TASK GOAL :: Whether an entry is long or short, retype it exactly.

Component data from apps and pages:
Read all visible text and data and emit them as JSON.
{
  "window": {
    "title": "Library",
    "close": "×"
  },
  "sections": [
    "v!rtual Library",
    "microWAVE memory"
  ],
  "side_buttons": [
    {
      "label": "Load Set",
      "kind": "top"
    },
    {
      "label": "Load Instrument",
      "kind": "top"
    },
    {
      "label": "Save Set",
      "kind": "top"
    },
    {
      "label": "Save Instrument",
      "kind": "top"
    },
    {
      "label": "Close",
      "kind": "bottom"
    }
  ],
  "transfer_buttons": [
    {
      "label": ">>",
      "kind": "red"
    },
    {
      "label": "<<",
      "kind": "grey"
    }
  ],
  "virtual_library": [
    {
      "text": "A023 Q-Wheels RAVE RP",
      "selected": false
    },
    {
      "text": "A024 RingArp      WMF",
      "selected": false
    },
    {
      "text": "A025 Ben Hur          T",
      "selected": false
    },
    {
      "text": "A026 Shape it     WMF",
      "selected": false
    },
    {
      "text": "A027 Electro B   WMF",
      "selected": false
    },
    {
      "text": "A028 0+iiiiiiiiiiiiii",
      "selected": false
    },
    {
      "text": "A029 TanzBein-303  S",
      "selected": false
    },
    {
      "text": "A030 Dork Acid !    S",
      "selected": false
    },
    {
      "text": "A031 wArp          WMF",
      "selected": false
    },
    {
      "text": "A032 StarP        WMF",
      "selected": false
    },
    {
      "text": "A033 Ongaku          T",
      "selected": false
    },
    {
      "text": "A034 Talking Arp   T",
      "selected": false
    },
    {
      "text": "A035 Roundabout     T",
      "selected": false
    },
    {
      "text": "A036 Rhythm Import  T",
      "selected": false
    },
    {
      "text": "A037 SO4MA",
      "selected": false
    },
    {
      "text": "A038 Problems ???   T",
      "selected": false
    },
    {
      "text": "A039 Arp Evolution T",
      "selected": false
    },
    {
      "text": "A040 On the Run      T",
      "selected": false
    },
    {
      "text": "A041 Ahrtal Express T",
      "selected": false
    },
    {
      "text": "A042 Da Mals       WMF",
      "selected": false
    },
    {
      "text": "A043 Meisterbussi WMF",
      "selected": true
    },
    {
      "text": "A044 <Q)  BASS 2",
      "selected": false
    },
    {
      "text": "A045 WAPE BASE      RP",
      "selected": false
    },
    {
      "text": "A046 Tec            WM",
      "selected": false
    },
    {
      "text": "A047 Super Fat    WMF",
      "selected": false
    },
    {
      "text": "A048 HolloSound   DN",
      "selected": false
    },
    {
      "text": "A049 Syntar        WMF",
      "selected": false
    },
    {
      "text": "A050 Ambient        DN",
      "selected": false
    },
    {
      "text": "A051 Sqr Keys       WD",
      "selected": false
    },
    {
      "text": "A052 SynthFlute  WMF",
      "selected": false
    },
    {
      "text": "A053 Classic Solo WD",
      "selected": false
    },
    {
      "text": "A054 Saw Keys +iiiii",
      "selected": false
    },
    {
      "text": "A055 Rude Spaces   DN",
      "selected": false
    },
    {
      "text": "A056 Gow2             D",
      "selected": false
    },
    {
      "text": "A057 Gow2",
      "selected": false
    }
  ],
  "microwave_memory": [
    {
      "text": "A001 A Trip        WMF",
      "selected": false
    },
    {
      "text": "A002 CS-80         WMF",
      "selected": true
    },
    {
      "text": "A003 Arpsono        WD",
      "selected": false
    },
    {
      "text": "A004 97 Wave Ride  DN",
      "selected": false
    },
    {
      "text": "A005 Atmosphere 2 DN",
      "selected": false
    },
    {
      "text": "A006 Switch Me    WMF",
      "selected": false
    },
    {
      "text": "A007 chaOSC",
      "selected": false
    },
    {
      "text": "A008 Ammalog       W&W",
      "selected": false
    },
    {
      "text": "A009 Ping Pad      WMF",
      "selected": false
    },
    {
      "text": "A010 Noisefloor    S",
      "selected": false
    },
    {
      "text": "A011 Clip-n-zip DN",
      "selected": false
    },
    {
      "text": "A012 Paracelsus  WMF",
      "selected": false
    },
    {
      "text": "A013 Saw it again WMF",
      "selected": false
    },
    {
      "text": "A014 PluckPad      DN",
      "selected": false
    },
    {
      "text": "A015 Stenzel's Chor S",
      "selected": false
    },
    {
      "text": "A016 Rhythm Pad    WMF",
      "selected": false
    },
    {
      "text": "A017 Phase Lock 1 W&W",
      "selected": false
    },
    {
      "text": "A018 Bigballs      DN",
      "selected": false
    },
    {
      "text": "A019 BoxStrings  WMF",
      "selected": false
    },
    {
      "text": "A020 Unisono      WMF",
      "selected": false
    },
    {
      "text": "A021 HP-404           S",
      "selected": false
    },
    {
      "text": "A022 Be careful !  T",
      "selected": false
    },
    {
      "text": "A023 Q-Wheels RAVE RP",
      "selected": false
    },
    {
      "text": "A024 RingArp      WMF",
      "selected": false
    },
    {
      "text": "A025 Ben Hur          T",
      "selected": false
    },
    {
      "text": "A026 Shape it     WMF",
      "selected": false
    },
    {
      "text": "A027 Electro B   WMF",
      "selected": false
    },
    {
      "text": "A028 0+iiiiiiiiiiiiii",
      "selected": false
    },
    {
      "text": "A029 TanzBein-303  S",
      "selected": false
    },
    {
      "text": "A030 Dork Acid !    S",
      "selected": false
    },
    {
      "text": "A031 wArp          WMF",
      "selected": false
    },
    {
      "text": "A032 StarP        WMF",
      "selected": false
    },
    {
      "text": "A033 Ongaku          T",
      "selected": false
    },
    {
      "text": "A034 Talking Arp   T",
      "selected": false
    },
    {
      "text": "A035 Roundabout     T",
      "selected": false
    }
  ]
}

ANSWER BOX ::
Read all visible text and data and emit them as JSON.
{
  "window": {
    "title": "Library",
    "close": "×"
  },
  "sections": [
    "v!rtual Library",
    "microWAVE memory"
  ],
  "side_buttons": [
    {
      "label": "Load Set",
      "kind": "top"
    },
    {
      "label": "Load Instrument",
      "kind": "top"
    },
    {
      "label": "Save Set",
      "kind": "top"
    },
    {
      "label": "Save Instrument",
      "kind": "top"
    },
    {
      "label": "Close",
      "kind": "bottom"
    }
  ],
  "transfer_buttons": [
    {
      "label": ">>",
      "kind": "red"
    },
    {
      "label": "<<",
      "kind": "grey"
    }
  ],
  "virtual_library": [
    {
      "text": "A023 Q-Wheels RAVE RP",
      "selected": false
    },
    {
      "text": "A024 RingArp      WMF",
      "selected": false
    },
    {
      "text": "A025 Ben Hur          T",
      "selected": false
    },
    {
      "text": "A026 Shape it     WMF",
      "selected": false
    },
    {
      "text": "A027 Electro B   WMF",
      "selected": false
    },
    {
      "text": "A028 0+iiiiiiiiiiiiii",
      "selected": false
    },
    {
      "text": "A029 TanzBein-303  S",
      "selected": false
    },
    {
      "text": "A030 Dork Acid !    S",
      "selected": false
    },
    {
      "text": "A031 wArp          WMF",
      "selected": false
    },
    {
      "text": "A032 StarP        WMF",
      "selected": false
    },
    {
      "text": "A033 Ongaku          T",
      "selected": false
    },
    {
      "text": "A034 Talking Arp   T",
      "selected": false
    },
    {
      "text": "A035 Roundabout     T",
      "selected": false
    },
    {
      "text": "A036 Rhythm Import  T",
      "selected": false
    },
    {
      "text": "A037 SO4MA",
      "selected": false
    },
    {
      "text": "A038 Problems ???   T",
      "selected": false
    },
    {
      "text": "A039 Arp Evolution T",
      "selected": false
    },
    {
      "text": "A040 On the Run      T",
      "selected": false
    },
    {
      "text": "A041 Ahrtal Express T",
      "selected": false
    },
    {
      "text": "A042 Da Mals       WMF",
      "selected": false
    },
    {
      "text": "A043 Meisterbussi WMF",
      "selected": true
    },
    {
      "text": "A044 <Q)  BASS 2",
      "selected": false
    },
    {
      "text": "A045 WAPE BASE      RP",
      "selected": false
    },
    {
      "text": "A046 Tec            WM",
      "selected": false
    },
    {
      "text": "A047 Super Fat    WMF",
      "selected": false
    },
    {
      "text": "A048 HolloSound   DN",
      "selected": false
    },
    {
      "text": "A049 Syntar        WMF",
      "selected": false
    },
    {
      "text": "A050 Ambient        DN",
      "selected": false
    },
    {
      "text": "A051 Sqr Keys       WD",
      "selected": false
    },
    {
      "text": "A052 SynthFlute  WMF",
      "selected": false
    },
    {
      "text": "A053 Classic Solo WD",
      "selected": false
    },
    {
      "text": "A054 Saw Keys +iiiii",
      "selected": false
    },
    {
      "text": "A055 Rude Spaces   DN",
      "selected": false
    },
    {
      "text": "A056 Gow2             D",
      "selected": false
    },
    {
      "text": "A057 Gow2",
      "selected": false
    }
  ],
  "microwave_memory": [
    {
      "text": "A001 A Trip        WMF",
      "selected": false
    },
    {
      "text": "A002 CS-80         WMF",
      "selected": true
    },
    {
      "text": "A003 Arpsono        WD",
      "selected": false
    },
    {
      "text": "A004 97 Wave Ride  DN",
      "selected": false
    },
    {
      "text": "A005 Atmosphere 2 DN",
      "selected": false
    },
    {
      "text": "A006 Switch Me    WMF",
      "selected": false
    },
    {
      "text": "A007 chaOSC",
      "selected": false
    },
    {
      "text": "A008 Ammalog       W&W",
      "selected": false
    },
    {
      "text": "A009 Ping Pad      WMF",
      "selected": false
    },
    {
      "text": "A010 Noisefloor    S",
      "selected": false
    },
    {
      "text": "A011 Clip-n-zip DN",
      "selected": false
    },
    {
      "text": "A012 Paracelsus  WMF",
      "selected": false
    },
    {
      "text": "A013 Saw it again WMF",
      "selected": false
    },
    {
      "text": "A014 PluckPad      DN",
      "selected": false
    },
    {
      "text": "A015 Stenzel's Chor S",
      "selected": false
    },
    {
      "text": "A016 Rhythm Pad    WMF",
      "selected": false
    },
    {
      "text": "A017 Phase Lock 1 W&W",
      "selected": false
    },
    {
      "text": "A018 Bigballs      DN",
      "selected": false
    },
    {
      "text": "A019 BoxStrings  WMF",
      "selected": false
    },
    {
      "text": "A020 Unisono      WMF",
      "selected": false
    },
    {
      "text": "A021 HP-404           S",
      "selected": false
    },
    {
      "text": "A022 Be careful !  T",
      "selected": false
    },
    {
      "text": "A023 Q-Wheels RAVE RP",
      "selected": false
    },
    {
      "text": "A024 RingArp      WMF",
      "selected": false
    },
    {
      "text": "A025 Ben Hur          T",
      "selected": false
    },
    {
      "text": "A026 Shape it     WMF",
      "selected": false
    },
    {
      "text": "A027 Electro B   WMF",
      "selected": false
    },
    {
      "text": "A028 0+iiiiiiiiiiiiii",
      "selected": false
    },
    {
      "text": "A029 TanzBein-303  S",
      "selected": false
    },
    {
      "text": "A030 Dork Acid !    S",
      "selected": false
    },
    {
      "text": "A031 wArp          WMF",
      "selected": false
    },
    {
      "text": "A032 StarP        WMF",
      "selected": false
    },
    {
      "text": "A033 Ongaku          T",
      "selected": false
    },
    {
      "text": "A034 Talking Arp   T",
      "selected": false
    },
    {
      "text": "A035 Roundabout     T",
      "selected": false
    }
  ]
}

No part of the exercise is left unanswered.